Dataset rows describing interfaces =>
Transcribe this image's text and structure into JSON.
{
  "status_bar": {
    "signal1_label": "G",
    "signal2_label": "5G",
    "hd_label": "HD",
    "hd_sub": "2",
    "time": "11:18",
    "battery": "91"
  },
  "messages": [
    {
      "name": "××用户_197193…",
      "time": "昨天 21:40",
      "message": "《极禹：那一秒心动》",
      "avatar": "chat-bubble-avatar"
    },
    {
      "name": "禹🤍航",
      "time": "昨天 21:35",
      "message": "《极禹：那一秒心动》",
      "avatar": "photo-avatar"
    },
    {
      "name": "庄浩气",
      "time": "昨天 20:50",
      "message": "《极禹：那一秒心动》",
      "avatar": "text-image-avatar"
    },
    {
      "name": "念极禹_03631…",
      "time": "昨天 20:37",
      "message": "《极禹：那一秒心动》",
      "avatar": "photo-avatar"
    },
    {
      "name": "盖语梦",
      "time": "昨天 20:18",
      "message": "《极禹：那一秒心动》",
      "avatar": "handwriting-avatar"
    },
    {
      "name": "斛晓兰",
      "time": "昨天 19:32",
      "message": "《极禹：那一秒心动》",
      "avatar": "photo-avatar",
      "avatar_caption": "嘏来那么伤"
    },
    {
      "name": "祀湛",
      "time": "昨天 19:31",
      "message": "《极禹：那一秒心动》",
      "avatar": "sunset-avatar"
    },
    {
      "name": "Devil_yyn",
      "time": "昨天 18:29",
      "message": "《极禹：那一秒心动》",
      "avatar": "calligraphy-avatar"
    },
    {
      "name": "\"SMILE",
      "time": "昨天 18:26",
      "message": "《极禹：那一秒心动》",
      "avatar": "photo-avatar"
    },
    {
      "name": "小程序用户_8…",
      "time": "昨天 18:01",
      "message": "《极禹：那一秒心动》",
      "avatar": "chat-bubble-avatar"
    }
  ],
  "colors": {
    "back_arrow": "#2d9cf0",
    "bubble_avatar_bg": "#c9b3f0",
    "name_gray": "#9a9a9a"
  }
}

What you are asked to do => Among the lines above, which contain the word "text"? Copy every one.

Expected output =>
Transcribe this image's text and structure into JSON.
      "avatar": "text-image-avatar"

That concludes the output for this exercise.